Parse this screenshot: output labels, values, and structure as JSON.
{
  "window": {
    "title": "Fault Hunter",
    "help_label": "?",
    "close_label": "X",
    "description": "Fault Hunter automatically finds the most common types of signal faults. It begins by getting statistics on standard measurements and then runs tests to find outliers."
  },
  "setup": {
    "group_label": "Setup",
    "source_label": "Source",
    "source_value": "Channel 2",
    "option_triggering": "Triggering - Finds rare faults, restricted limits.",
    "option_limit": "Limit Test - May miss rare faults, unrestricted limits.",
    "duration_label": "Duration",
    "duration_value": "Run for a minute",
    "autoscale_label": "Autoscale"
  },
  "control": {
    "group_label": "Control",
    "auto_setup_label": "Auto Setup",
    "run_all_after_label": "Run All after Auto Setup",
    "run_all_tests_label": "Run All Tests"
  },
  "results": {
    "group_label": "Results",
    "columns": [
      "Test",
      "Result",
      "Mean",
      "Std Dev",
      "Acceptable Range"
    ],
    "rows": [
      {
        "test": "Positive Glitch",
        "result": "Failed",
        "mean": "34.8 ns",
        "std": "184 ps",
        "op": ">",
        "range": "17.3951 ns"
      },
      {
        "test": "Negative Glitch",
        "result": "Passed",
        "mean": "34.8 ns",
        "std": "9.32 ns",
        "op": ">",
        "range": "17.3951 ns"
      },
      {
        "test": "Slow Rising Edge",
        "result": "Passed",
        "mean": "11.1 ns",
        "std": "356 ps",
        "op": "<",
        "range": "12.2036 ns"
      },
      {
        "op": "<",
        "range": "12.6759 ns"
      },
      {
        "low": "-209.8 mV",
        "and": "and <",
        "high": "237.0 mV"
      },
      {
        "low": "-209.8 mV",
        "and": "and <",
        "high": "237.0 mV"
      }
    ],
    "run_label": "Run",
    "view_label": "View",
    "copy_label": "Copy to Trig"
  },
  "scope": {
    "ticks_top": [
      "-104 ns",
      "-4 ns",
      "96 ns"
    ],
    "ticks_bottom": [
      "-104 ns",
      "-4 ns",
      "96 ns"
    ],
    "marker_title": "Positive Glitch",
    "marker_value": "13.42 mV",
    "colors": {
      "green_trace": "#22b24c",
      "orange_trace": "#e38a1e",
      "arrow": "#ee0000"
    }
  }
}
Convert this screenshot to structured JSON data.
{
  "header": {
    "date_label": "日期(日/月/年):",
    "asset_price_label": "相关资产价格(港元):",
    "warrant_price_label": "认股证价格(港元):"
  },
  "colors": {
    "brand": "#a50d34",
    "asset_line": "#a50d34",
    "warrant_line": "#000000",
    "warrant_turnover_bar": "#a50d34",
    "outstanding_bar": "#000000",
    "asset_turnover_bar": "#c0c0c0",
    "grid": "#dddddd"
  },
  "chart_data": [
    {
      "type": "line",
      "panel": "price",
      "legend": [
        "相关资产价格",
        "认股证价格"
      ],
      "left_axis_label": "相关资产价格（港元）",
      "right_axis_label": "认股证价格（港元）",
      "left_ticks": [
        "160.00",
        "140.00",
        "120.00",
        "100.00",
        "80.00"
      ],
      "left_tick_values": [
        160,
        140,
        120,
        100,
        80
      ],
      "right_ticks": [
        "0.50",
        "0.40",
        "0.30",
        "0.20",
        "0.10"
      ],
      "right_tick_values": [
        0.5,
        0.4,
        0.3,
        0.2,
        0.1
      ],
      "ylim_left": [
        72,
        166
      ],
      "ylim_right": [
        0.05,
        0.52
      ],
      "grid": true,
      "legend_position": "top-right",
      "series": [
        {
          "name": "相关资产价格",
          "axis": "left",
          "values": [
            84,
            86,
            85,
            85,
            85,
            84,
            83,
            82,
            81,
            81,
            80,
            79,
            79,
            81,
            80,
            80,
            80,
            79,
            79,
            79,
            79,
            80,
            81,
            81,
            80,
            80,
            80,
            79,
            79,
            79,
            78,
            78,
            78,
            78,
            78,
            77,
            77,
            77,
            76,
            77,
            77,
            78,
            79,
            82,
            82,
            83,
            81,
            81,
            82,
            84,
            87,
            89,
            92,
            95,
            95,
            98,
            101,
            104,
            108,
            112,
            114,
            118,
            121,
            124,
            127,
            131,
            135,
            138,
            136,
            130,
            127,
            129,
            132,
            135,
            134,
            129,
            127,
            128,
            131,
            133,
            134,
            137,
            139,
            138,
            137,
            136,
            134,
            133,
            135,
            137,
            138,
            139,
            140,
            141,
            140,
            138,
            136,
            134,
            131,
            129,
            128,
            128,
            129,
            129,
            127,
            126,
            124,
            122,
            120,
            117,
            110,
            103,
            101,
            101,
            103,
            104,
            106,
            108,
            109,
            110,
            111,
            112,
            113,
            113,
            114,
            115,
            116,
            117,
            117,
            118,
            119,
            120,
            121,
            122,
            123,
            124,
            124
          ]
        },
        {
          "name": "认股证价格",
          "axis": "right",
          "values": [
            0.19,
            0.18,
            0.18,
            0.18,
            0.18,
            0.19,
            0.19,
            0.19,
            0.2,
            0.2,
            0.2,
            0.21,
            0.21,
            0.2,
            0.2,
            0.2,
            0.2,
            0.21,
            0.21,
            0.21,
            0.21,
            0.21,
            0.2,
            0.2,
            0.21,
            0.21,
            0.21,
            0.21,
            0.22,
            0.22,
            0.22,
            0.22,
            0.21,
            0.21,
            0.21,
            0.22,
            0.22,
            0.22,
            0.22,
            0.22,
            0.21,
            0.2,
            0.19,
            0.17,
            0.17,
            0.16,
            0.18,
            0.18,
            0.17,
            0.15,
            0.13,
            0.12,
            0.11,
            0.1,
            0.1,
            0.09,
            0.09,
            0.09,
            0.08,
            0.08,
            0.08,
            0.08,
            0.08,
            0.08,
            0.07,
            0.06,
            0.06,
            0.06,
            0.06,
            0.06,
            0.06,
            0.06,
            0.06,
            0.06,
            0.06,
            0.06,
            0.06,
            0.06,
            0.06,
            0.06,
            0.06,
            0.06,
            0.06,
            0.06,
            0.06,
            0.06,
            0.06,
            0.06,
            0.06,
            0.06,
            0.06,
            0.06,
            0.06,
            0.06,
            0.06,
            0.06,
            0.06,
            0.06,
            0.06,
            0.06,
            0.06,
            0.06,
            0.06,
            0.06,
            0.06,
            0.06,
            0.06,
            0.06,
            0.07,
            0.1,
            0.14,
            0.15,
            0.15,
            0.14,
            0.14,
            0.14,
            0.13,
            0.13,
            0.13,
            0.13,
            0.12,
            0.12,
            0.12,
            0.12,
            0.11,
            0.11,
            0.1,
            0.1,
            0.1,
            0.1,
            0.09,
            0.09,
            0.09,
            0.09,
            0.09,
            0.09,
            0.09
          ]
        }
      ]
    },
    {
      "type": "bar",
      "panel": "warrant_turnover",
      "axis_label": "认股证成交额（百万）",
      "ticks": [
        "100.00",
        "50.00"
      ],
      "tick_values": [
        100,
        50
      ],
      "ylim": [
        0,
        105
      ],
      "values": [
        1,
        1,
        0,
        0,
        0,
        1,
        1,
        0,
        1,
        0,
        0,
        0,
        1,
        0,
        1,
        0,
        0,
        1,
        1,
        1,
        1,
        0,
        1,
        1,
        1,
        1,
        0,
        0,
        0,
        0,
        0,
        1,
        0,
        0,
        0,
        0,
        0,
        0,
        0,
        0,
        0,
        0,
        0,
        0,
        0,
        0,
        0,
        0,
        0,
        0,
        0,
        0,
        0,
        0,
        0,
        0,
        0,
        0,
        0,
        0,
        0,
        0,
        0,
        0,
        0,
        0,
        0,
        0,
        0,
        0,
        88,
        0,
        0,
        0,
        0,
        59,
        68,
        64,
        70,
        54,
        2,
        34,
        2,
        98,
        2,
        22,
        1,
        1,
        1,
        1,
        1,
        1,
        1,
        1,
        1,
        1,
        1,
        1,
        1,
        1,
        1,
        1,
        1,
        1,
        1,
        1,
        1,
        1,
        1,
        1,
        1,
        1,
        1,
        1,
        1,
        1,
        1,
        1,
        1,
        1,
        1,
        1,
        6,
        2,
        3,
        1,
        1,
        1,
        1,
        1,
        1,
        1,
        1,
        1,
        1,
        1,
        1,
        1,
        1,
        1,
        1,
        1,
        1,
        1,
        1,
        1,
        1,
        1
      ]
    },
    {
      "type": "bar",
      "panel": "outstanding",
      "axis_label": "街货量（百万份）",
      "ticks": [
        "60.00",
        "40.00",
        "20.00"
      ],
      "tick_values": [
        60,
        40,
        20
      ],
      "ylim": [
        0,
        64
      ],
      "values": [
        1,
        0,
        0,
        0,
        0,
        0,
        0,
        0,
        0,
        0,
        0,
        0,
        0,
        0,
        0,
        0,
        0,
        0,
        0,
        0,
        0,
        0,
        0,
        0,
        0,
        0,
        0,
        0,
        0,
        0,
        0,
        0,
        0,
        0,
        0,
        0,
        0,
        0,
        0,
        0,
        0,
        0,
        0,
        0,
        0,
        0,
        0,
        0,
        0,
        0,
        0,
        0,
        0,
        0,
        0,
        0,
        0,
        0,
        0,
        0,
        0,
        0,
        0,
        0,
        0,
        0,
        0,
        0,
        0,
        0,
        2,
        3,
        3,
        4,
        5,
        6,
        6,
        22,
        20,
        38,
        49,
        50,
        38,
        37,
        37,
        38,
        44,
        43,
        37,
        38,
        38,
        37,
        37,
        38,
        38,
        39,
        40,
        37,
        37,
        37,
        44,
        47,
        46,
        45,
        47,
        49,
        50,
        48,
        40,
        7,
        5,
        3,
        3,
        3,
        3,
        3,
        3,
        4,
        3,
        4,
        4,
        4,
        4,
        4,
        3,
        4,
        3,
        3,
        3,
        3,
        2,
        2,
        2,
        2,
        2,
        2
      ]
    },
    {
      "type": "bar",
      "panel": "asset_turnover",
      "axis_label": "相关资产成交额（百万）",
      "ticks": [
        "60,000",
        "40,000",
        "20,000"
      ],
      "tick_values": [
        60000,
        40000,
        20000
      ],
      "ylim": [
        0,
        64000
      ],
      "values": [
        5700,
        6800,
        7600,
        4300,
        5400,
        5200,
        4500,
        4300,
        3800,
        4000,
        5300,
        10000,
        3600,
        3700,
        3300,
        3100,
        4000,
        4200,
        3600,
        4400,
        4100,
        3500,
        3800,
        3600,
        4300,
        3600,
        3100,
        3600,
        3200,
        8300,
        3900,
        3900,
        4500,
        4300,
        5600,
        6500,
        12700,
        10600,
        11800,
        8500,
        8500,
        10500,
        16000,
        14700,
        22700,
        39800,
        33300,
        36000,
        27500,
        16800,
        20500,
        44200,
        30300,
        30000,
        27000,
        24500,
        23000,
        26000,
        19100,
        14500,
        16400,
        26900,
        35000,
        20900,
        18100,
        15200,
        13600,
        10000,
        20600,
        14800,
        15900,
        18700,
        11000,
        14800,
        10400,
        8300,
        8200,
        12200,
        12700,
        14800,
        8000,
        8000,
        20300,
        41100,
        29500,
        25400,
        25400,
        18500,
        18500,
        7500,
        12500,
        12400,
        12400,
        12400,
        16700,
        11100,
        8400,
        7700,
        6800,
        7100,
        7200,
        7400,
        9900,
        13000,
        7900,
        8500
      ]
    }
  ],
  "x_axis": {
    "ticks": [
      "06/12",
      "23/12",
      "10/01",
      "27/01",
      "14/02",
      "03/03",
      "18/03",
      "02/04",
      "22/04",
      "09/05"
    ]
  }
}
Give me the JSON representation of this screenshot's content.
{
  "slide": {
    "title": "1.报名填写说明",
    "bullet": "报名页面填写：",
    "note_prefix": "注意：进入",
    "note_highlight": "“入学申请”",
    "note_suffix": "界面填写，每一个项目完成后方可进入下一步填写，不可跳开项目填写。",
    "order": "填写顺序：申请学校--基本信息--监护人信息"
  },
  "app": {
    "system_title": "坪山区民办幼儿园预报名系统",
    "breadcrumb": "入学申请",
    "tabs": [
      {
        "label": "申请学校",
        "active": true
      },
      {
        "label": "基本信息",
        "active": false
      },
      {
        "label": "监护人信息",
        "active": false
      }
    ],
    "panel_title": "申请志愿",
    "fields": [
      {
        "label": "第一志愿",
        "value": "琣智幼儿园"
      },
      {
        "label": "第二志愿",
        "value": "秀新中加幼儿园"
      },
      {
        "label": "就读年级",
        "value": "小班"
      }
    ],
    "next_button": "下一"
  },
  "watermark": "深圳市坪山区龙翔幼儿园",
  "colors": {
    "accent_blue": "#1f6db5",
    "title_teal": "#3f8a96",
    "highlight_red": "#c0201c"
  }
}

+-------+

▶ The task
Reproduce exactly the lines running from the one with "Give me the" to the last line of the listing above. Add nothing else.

▶ Answer to this task
Give me the JSON representation of this screenshot's content.
{
  "slide": {
    "title": "1.报名填写说明",
    "bullet": "报名页面填写：",
    "note_prefix": "注意：进入",
    "note_highlight": "“入学申请”",
    "note_suffix": "界面填写，每一个项目完成后方可进入下一步填写，不可跳开项目填写。",
    "order": "填写顺序：申请学校--基本信息--监护人信息"
  },
  "app": {
    "system_title": "坪山区民办幼儿园预报名系统",
    "breadcrumb": "入学申请",
    "tabs": [
      {
        "label": "申请学校",
        "active": true
      },
      {
        "label": "基本信息",
        "active": false
      },
      {
        "label": "监护人信息",
        "active": false
      }
    ],
    "panel_title": "申请志愿",
    "fields": [
      {
        "label": "第一志愿",
        "value": "琣智幼儿园"
      },
      {
        "label": "第二志愿",
        "value": "秀新中加幼儿园"
      },
      {
        "label": "就读年级",
        "value": "小班"
      }
    ],
    "next_button": "下一"
  },
  "watermark": "深圳市坪山区龙翔幼儿园",
  "colors": {
    "accent_blue": "#1f6db5",
    "title_teal": "#3f8a96",
    "highlight_red": "#c0201c"
  }
}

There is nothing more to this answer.